For the following academic year, Father Josemaría wanted to take another step forward: moving to a bigger place that would provide housing for some students. Humanly speaking the financial outlook was dismal. He got everyone to pray and entrusted the matter to God. And by the beginning of the semester they were already working away at the new DYA Academy Residence on Ferraz Street. Without miracles, with a lot of suffering, with a lot of prayer and a lot of faith. Deo omnis gloria! he prayed, “to God be all the glory.”
In December, 1934 he was named rector of the Royal Foundation of Saint Elizabeth, which included a convent founded by Saint Alonso de Orozco, of whose Augustinian nuns he was already chaplain.
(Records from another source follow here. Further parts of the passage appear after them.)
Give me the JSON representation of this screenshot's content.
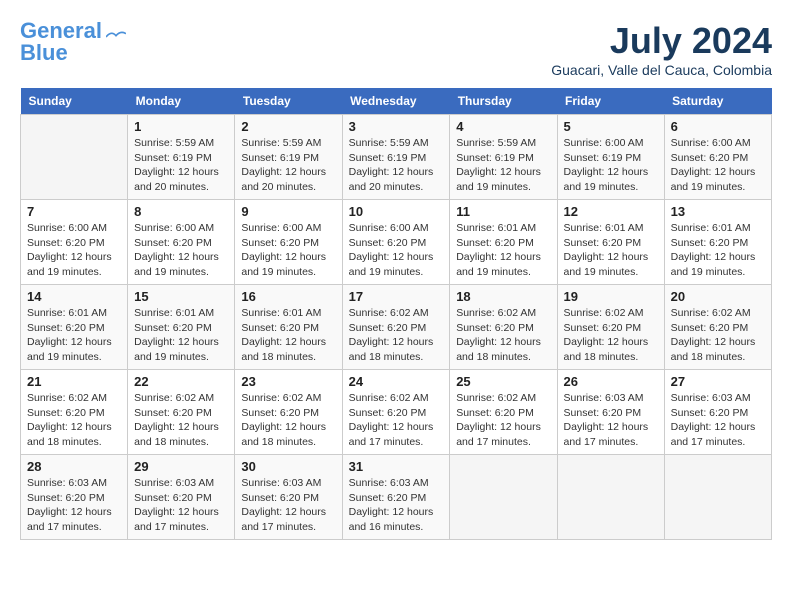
{
  "header": {
    "logo_line1": "General",
    "logo_line2": "Blue",
    "month": "July 2024",
    "location": "Guacari, Valle del Cauca, Colombia"
  },
  "weekdays": [
    "Sunday",
    "Monday",
    "Tuesday",
    "Wednesday",
    "Thursday",
    "Friday",
    "Saturday"
  ],
  "weeks": [
    [
      {
        "day": "",
        "info": ""
      },
      {
        "day": "1",
        "info": "Sunrise: 5:59 AM\nSunset: 6:19 PM\nDaylight: 12 hours\nand 20 minutes."
      },
      {
        "day": "2",
        "info": "Sunrise: 5:59 AM\nSunset: 6:19 PM\nDaylight: 12 hours\nand 20 minutes."
      },
      {
        "day": "3",
        "info": "Sunrise: 5:59 AM\nSunset: 6:19 PM\nDaylight: 12 hours\nand 20 minutes."
      },
      {
        "day": "4",
        "info": "Sunrise: 5:59 AM\nSunset: 6:19 PM\nDaylight: 12 hours\nand 19 minutes."
      },
      {
        "day": "5",
        "info": "Sunrise: 6:00 AM\nSunset: 6:19 PM\nDaylight: 12 hours\nand 19 minutes."
      },
      {
        "day": "6",
        "info": "Sunrise: 6:00 AM\nSunset: 6:20 PM\nDaylight: 12 hours\nand 19 minutes."
      }
    ],
    [
      {
        "day": "7",
        "info": "Sunrise: 6:00 AM\nSunset: 6:20 PM\nDaylight: 12 hours\nand 19 minutes."
      },
      {
        "day": "8",
        "info": "Sunrise: 6:00 AM\nSunset: 6:20 PM\nDaylight: 12 hours\nand 19 minutes."
      },
      {
        "day": "9",
        "info": "Sunrise: 6:00 AM\nSunset: 6:20 PM\nDaylight: 12 hours\nand 19 minutes."
      },
      {
        "day": "10",
        "info": "Sunrise: 6:00 AM\nSunset: 6:20 PM\nDaylight: 12 hours\nand 19 minutes."
      },
      {
        "day": "11",
        "info": "Sunrise: 6:01 AM\nSunset: 6:20 PM\nDaylight: 12 hours\nand 19 minutes."
      },
      {
        "day": "12",
        "info": "Sunrise: 6:01 AM\nSunset: 6:20 PM\nDaylight: 12 hours\nand 19 minutes."
      },
      {
        "day": "13",
        "info": "Sunrise: 6:01 AM\nSunset: 6:20 PM\nDaylight: 12 hours\nand 19 minutes."
      }
    ],
    [
      {
        "day": "14",
        "info": "Sunrise: 6:01 AM\nSunset: 6:20 PM\nDaylight: 12 hours\nand 19 minutes."
      },
      {
        "day": "15",
        "info": "Sunrise: 6:01 AM\nSunset: 6:20 PM\nDaylight: 12 hours\nand 19 minutes."
      },
      {
        "day": "16",
        "info": "Sunrise: 6:01 AM\nSunset: 6:20 PM\nDaylight: 12 hours\nand 18 minutes."
      },
      {
        "day": "17",
        "info": "Sunrise: 6:02 AM\nSunset: 6:20 PM\nDaylight: 12 hours\nand 18 minutes."
      },
      {
        "day": "18",
        "info": "Sunrise: 6:02 AM\nSunset: 6:20 PM\nDaylight: 12 hours\nand 18 minutes."
      },
      {
        "day": "19",
        "info": "Sunrise: 6:02 AM\nSunset: 6:20 PM\nDaylight: 12 hours\nand 18 minutes."
      },
      {
        "day": "20",
        "info": "Sunrise: 6:02 AM\nSunset: 6:20 PM\nDaylight: 12 hours\nand 18 minutes."
      }
    ],
    [
      {
        "day": "21",
        "info": "Sunrise: 6:02 AM\nSunset: 6:20 PM\nDaylight: 12 hours\nand 18 minutes."
      },
      {
        "day": "22",
        "info": "Sunrise: 6:02 AM\nSunset: 6:20 PM\nDaylight: 12 hours\nand 18 minutes."
      },
      {
        "day": "23",
        "info": "Sunrise: 6:02 AM\nSunset: 6:20 PM\nDaylight: 12 hours\nand 18 minutes."
      },
      {
        "day": "24",
        "info": "Sunrise: 6:02 AM\nSunset: 6:20 PM\nDaylight: 12 hours\nand 17 minutes."
      },
      {
        "day": "25",
        "info": "Sunrise: 6:02 AM\nSunset: 6:20 PM\nDaylight: 12 hours\nand 17 minutes."
      },
      {
        "day": "26",
        "info": "Sunrise: 6:03 AM\nSunset: 6:20 PM\nDaylight: 12 hours\nand 17 minutes."
      },
      {
        "day": "27",
        "info": "Sunrise: 6:03 AM\nSunset: 6:20 PM\nDaylight: 12 hours\nand 17 minutes."
      }
    ],
    [
      {
        "day": "28",
        "info": "Sunrise: 6:03 AM\nSunset: 6:20 PM\nDaylight: 12 hours\nand 17 minutes."
      },
      {
        "day": "29",
        "info": "Sunrise: 6:03 AM\nSunset: 6:20 PM\nDaylight: 12 hours\nand 17 minutes."
      },
      {
        "day": "30",
        "info": "Sunrise: 6:03 AM\nSunset: 6:20 PM\nDaylight: 12 hours\nand 17 minutes."
      },
      {
        "day": "31",
        "info": "Sunrise: 6:03 AM\nSunset: 6:20 PM\nDaylight: 12 hours\nand 16 minutes."
      },
      {
        "day": "",
        "info": ""
      },
      {
        "day": "",
        "info": ""
      },
      {
        "day": "",
        "info": ""
      }
    ]
  ]
}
In these years he began to draw up foundational documents: instructions and lengthy letters delineating the spirit and way of doing apostolate proper to Opus Dei for the generations to come. An example: “The Work of God comes to fulfill the will of God. Be convinced that Heaven is committed to seeing it accomplished. . . When our Lord God plans some work for the benefit of human beings, he first thinks of those he will use as his instruments . . . and gives them the necessary graces. This supernatural conviction of the divine nature of the enterprise will eventually give you such an intense enthusiasm and love for the Work that you will feel delighted to sacrifice yourselves to bring it to fulfillment.”
St Josemaria’s first book
The year 1934 also saw the publication of thoughts for meditation entitled Spiritual Considerations, which years later, with some additions and editing, would become The Way. These points aimed at renewing the Christian life of young people, students and workers, guiding them to a truly contemplative life.
In July, 1935, Álvaro del Portillo, a highly gifted engineering student, asked for admission to Opus Dei. He would become Escrivá’s closest collaborator and after the founder’s death would be elected to lead Opus Dei.
Meanwhile Spain suffered a series of crises of various sorts. Religious persecution by extremist groups became ever more bold and violent, with the burning of Churches and convents and the murder of priests and religious.